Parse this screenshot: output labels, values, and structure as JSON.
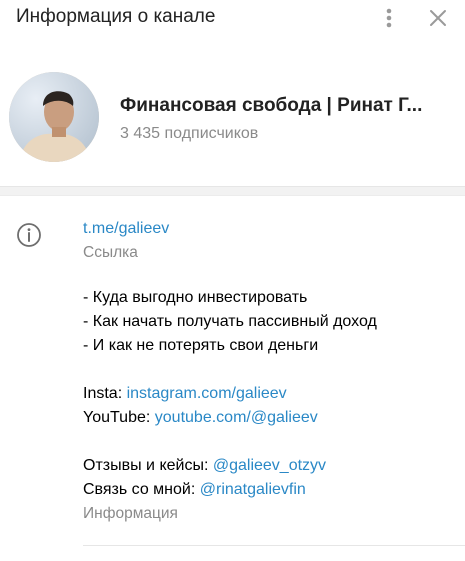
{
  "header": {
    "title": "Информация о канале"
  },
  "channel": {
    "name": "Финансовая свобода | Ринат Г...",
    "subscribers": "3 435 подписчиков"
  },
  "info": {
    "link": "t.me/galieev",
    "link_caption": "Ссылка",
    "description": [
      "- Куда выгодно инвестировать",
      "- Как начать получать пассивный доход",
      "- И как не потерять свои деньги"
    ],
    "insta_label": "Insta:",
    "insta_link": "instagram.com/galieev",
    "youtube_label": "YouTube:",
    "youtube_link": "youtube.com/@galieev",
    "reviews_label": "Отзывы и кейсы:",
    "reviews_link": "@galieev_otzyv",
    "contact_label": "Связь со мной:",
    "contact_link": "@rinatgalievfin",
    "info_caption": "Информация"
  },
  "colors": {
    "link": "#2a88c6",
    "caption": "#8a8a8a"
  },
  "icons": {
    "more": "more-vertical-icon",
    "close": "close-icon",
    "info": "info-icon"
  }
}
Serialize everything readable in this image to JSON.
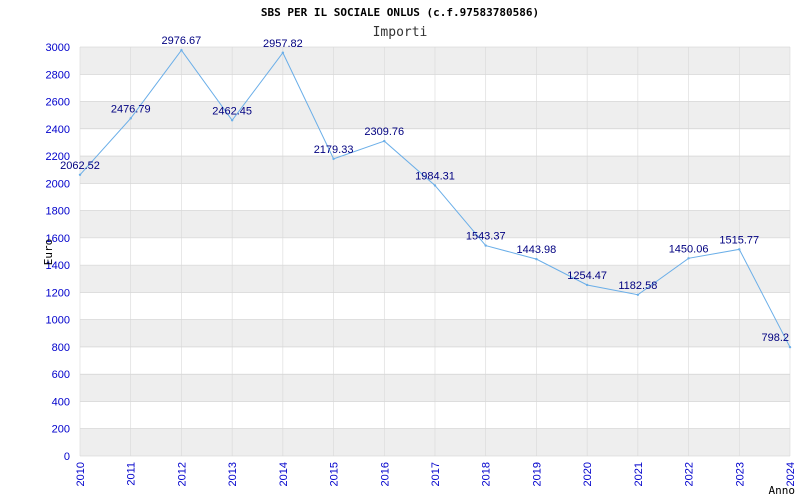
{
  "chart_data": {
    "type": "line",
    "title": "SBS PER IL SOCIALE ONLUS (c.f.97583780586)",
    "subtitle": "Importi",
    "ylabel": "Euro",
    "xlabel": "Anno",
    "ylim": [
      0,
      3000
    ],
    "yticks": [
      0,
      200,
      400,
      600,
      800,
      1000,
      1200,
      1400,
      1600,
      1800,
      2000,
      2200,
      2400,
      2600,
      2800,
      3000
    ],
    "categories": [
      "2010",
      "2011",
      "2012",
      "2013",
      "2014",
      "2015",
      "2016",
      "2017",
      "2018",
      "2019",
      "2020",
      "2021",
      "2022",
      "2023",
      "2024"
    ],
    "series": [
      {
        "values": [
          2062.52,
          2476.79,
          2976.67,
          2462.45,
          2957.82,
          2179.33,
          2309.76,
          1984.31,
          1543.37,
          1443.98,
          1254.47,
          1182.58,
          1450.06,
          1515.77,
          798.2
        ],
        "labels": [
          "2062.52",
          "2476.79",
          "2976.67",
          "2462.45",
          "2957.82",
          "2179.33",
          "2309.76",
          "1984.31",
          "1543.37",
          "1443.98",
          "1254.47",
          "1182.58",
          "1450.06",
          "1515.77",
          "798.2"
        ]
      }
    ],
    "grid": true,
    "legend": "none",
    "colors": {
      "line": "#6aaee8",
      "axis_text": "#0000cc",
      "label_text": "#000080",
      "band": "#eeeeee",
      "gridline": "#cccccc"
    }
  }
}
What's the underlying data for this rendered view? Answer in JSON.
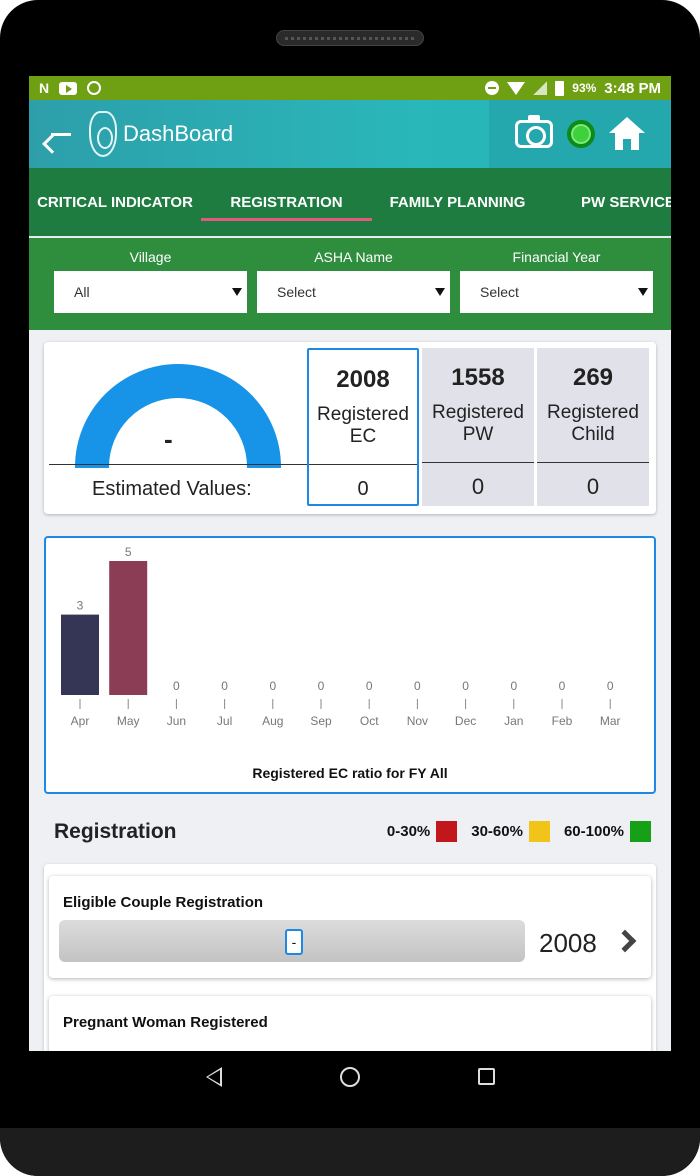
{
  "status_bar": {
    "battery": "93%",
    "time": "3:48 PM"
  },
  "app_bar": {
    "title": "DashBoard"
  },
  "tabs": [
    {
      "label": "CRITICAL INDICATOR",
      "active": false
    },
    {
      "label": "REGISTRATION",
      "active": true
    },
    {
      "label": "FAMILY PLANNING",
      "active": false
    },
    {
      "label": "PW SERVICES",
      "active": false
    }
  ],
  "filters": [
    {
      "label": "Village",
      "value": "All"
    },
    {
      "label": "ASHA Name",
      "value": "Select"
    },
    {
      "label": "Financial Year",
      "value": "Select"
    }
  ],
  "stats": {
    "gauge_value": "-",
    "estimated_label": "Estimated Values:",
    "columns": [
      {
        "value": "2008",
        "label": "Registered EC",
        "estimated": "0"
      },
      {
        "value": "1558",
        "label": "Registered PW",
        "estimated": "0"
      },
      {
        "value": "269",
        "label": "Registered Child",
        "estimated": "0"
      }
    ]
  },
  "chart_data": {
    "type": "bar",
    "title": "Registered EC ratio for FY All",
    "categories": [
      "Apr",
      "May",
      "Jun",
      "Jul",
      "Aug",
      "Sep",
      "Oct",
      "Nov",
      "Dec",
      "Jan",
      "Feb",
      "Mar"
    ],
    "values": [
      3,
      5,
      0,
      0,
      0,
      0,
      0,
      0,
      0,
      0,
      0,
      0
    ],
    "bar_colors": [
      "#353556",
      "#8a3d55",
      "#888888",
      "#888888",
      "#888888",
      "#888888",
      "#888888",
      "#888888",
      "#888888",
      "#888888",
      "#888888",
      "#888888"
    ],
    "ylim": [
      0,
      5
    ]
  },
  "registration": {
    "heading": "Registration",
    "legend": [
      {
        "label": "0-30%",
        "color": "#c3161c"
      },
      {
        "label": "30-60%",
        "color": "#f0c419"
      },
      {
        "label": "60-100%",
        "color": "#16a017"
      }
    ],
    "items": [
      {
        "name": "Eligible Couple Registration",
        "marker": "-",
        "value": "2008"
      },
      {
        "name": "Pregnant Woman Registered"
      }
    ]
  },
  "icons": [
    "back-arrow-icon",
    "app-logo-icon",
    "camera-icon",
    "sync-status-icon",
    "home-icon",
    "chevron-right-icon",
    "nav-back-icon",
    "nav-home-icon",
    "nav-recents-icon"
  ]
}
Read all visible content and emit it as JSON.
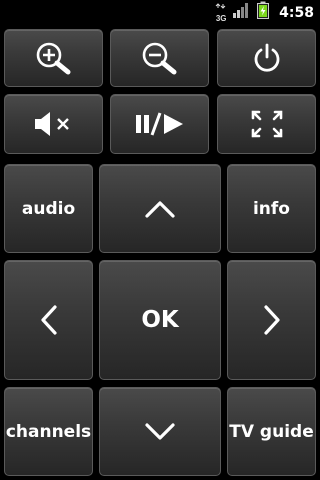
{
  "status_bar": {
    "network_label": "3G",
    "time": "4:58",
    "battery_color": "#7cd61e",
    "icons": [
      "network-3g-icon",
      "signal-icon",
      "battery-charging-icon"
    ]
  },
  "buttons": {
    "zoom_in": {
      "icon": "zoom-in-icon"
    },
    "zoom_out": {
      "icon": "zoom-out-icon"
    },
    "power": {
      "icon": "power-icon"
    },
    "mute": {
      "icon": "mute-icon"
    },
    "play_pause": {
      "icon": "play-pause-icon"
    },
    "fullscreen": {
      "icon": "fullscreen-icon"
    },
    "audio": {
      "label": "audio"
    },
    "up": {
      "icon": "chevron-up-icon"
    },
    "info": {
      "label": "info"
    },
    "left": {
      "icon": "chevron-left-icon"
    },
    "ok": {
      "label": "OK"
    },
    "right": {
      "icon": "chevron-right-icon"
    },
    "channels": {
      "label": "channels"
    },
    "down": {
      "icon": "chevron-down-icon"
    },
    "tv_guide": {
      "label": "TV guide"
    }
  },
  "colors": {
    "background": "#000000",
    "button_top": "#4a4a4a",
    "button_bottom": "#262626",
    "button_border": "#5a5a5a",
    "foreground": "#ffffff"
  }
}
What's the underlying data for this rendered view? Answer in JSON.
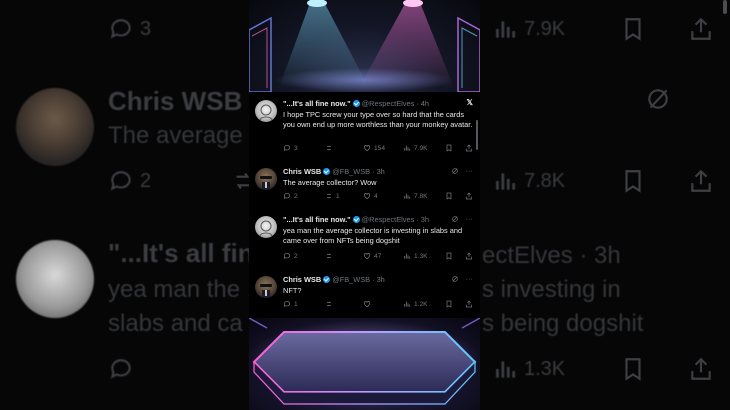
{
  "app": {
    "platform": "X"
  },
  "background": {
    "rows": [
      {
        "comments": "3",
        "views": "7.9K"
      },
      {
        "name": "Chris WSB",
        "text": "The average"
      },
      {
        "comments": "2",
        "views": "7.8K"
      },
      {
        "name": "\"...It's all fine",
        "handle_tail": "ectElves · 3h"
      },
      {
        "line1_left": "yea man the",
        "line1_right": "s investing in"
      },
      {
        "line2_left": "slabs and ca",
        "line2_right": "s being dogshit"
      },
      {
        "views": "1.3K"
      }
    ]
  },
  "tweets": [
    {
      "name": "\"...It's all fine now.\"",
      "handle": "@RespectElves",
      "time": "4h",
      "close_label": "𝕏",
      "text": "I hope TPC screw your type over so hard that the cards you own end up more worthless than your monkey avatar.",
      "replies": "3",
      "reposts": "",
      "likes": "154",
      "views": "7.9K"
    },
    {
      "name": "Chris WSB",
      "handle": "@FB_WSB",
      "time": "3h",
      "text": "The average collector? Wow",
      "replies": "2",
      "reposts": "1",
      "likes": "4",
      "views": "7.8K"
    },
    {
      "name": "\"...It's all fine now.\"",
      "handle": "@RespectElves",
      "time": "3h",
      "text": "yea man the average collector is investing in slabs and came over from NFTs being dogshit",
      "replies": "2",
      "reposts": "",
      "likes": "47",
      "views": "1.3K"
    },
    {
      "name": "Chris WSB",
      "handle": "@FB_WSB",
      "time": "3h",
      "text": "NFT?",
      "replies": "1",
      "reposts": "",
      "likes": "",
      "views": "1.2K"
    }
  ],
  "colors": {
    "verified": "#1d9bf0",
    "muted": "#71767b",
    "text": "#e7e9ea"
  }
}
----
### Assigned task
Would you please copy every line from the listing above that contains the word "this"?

### Response
Parse this screenshot: output labels, values, and structure as JSON.
Serialize everything readable in this image to JSON.
What's the underlying data for this rendered view? Answer in JSON.
What's the underlying data for this rendered view? Answer in JSON.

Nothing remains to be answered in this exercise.